T-You are also part of Blasted Mechanism, which are very successful in your country. What can you tell me about them?
LS-Well, Blasted Mechanism is a gold album top charting type of band over here. I first saw them in 1994, in a gig I played up in the north, with a band I was back then. A bit later on we shared manager and rehearsal place, so we drifted towards each other. I briefly joined in 1998 and remixed them in 2000 and was persecuted until I joined in 2003.
Blasted Mechanism is a band that mixes an enormous variety of styles like electronica, ethnic music, rock, psychedelia, pop and experimental progressive music and uses strange outfits all bathed in a powerful light show. That's the simplest way I can define it.
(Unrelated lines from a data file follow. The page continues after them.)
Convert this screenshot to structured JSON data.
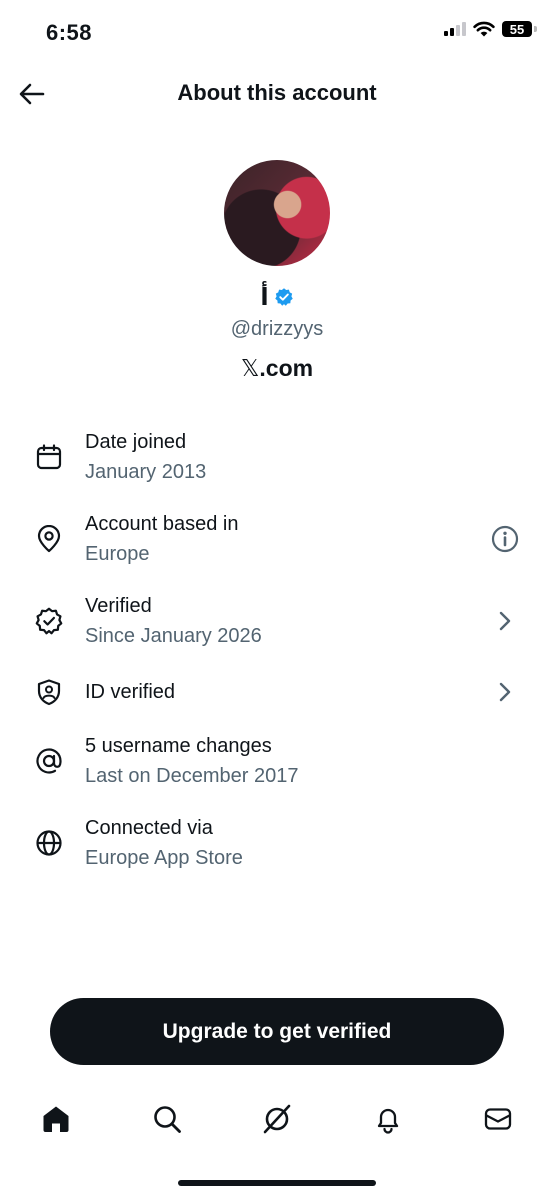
{
  "status_bar": {
    "time": "6:58",
    "battery": "55"
  },
  "header": {
    "title": "About this account"
  },
  "profile": {
    "display_name": "أ",
    "handle": "@drizzyys",
    "site_mark": "𝕏",
    "site_suffix": ".com"
  },
  "details": [
    {
      "primary": "Date joined",
      "secondary": "January 2013",
      "icon": "calendar-icon"
    },
    {
      "primary": "Account based in",
      "secondary": "Europe",
      "icon": "location-pin-icon",
      "trail": "info-icon"
    },
    {
      "primary": "Verified",
      "secondary": "Since January 2026",
      "icon": "verified-badge-icon",
      "trail": "chevron-right-icon"
    },
    {
      "primary": "ID verified",
      "icon": "id-shield-icon",
      "trail": "chevron-right-icon"
    },
    {
      "primary": "5 username changes",
      "secondary": "Last on December 2017",
      "icon": "at-sign-icon"
    },
    {
      "primary": "Connected via",
      "secondary": "Europe App Store",
      "icon": "globe-icon"
    }
  ],
  "cta": {
    "label": "Upgrade to get verified"
  },
  "bottom_nav": [
    "home-icon",
    "search-icon",
    "grok-icon",
    "notifications-bell-icon",
    "messages-envelope-icon"
  ],
  "colors": {
    "text": "#0f1419",
    "secondary": "#536471",
    "verified_blue": "#1d9bf0"
  }
}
T-Do you have any other musical projects in mind, maybe something in other directions?
LS-I always have plans to do different types of music but, to do something good and coherent always takes time and you have to work to your strengths; so, presently, no other projects.
T-Can you make a living from your music or do you have to work besides from it?
LS-I can make a very humble living out of music. It's a hard life but it's the road I chose a long time ago. I had lots of shitty jobs and worked as a roadie and road manager for years.
T-Are Drugs an important part for the creation of your music? How is your opinion on Drugs generally?
LS-I'd rather not get into that, but I can tell that they were a part of my early adulthood and contributed for my understanding of the universe, of music and of my own self.
Drugs are a very serious thing so they should be treated in a serious, conscious and respectful way.
I don't like people that say that drugs are hell more than those who say that they are heaven.
T-Do you already have new ideas for a new record in mind? How long will it take this time, haha?
LS-I have quite a few, very rough, pieces as I am always recording new ideas.
I am planning to have a new Saturnia cd ready in late 2007, early 2008, but only time will tell…
T-Luis, thanks for this little interview, hope to see you some time on a stage ;) Cheers…
LS-Cheers to you also Haiko and thank you for your good vibe.
Tinnitus 04/2007 Haiko Nahm